Still, the benefits from the donation were enormous. Darren Rovell at CNBC writes that “In worldwide television impact alone, Oakley garnered $41 million in equivalent advertising time, according to research done for CNBC from Front Row Analytics, a sponsorship evaluation firm.”
Front Row then broke the exposure down by country, and found that Oakley will get the most exposure in China ($11.7 million), versus $6.4 million in the United States, $898,000 in the U.K., and $703,000 in Chile.
Naturally, Oakley would want to spin the situation as an example of a company looking to help out in a dire situation. And Oakley has made charitable donations before — this isn’t a first-time deal for them. But so much exposure for such little money/effort is something akin to marketing genius, particularly for a brand that has been floundering in recent years.
Still, what does the public think of Oakley’s move? According to a Huffington Post poll, over 58% of respondents deemed the donation “well-intentioned, but also well-thought-out,” while 30% praised the company’s move as “commendable.” Only 11.3% called it “kind of despicable.”
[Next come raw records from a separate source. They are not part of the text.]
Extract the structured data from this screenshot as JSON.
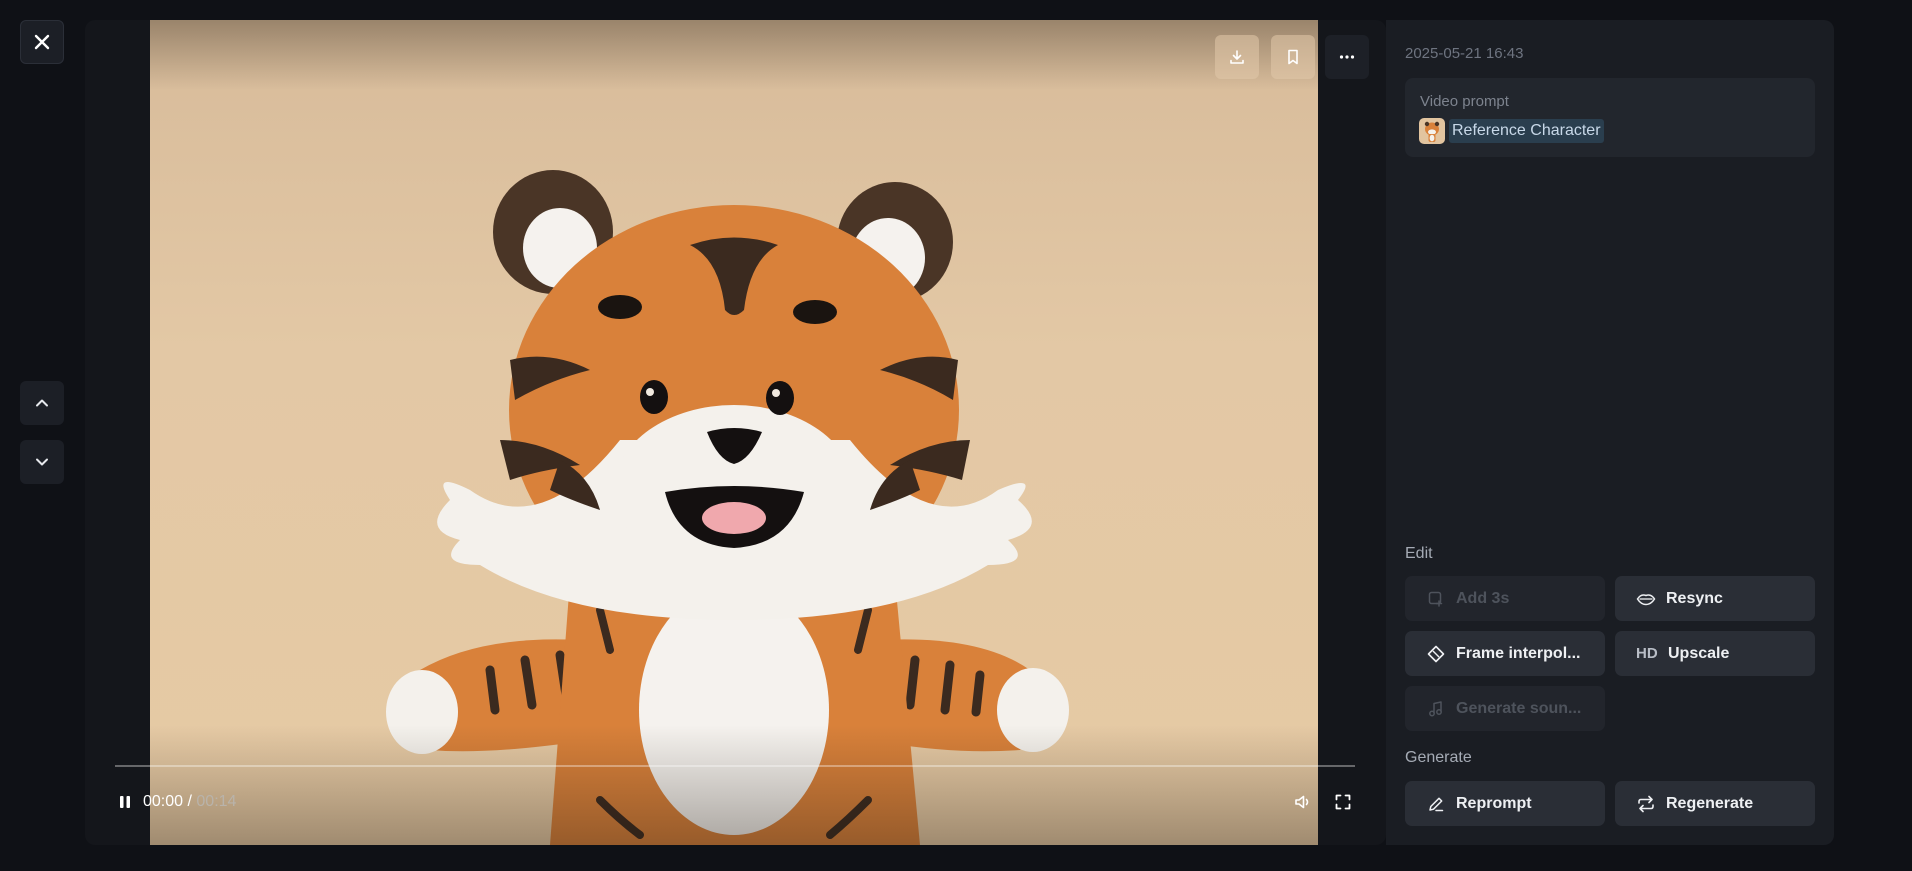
{
  "nav": {
    "close_icon": "close-icon",
    "up_icon": "chevron-up-icon",
    "down_icon": "chevron-down-icon"
  },
  "viewer": {
    "top_actions": [
      "download-icon",
      "bookmark-icon",
      "more-icon"
    ],
    "player": {
      "current_time": "00:00 /",
      "duration": "00:14",
      "progress": 0.0
    }
  },
  "panel": {
    "timestamp": "2025-05-21 16:43",
    "prompt": {
      "label": "Video prompt",
      "reference": "Reference Character"
    },
    "edit": {
      "label": "Edit",
      "actions": [
        {
          "label": "Add 3s",
          "icon": "add-clip-icon",
          "enabled": false
        },
        {
          "label": "Resync",
          "icon": "lips-icon",
          "enabled": true
        },
        {
          "label": "Frame interpol...",
          "icon": "diamond-icon",
          "enabled": true
        },
        {
          "label": "Upscale",
          "icon": "hd-icon",
          "icon_text": "HD",
          "enabled": true
        },
        {
          "label": "Generate soun...",
          "icon": "music-icon",
          "enabled": false
        }
      ]
    },
    "generate": {
      "label": "Generate",
      "actions": [
        {
          "label": "Reprompt",
          "icon": "pencil-icon",
          "enabled": true
        },
        {
          "label": "Regenerate",
          "icon": "repeat-icon",
          "enabled": true
        }
      ]
    }
  },
  "colors": {
    "background": "#0f1116",
    "panel": "#1a1d23",
    "button": "#2a2e36",
    "chip_highlight": "#2a3e4e"
  }
}
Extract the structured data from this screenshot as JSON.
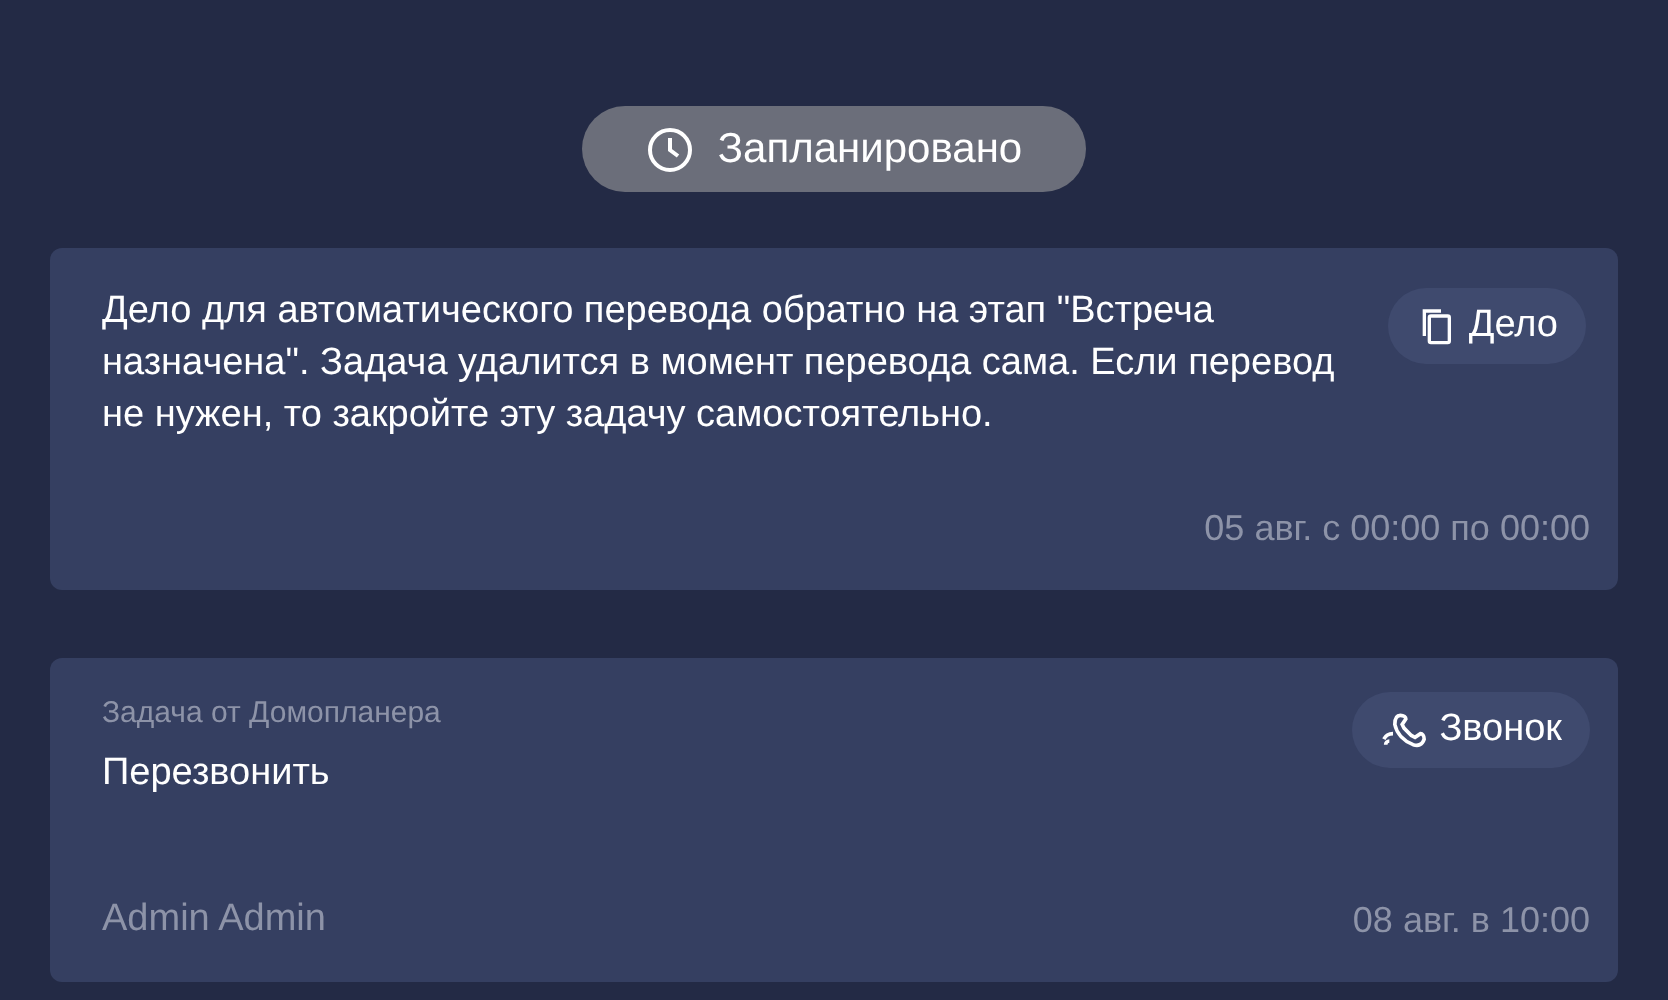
{
  "status": {
    "label": "Запланировано"
  },
  "tasks": [
    {
      "kind": "note",
      "text": "Дело для автоматического перевода обратно на этап \"Встреча назначена\". Задача удалится в момент перевода сама. Если перевод не нужен, то закройте эту задачу самостоятельно.",
      "badge": {
        "kind": "doc",
        "label": "Дело"
      },
      "time": "05 авг. с 00:00 по 00:00"
    },
    {
      "kind": "task",
      "source": "Задача от Домопланера",
      "text": "Перезвонить",
      "badge": {
        "kind": "call",
        "label": "Звонок"
      },
      "author": "Admin Admin",
      "time": "08 авг. в 10:00"
    }
  ]
}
One Refinery29 commenter said, “If it was just a matter of protecting the miners’ eyes, anyone could have forked over a donation for $20 shades.” A valid point, certainly. Oakley may or may not be guilty of taking advantage of the situation in Chile, but no one can argue that they didn’t take advantage of a great opportunity when they saw one.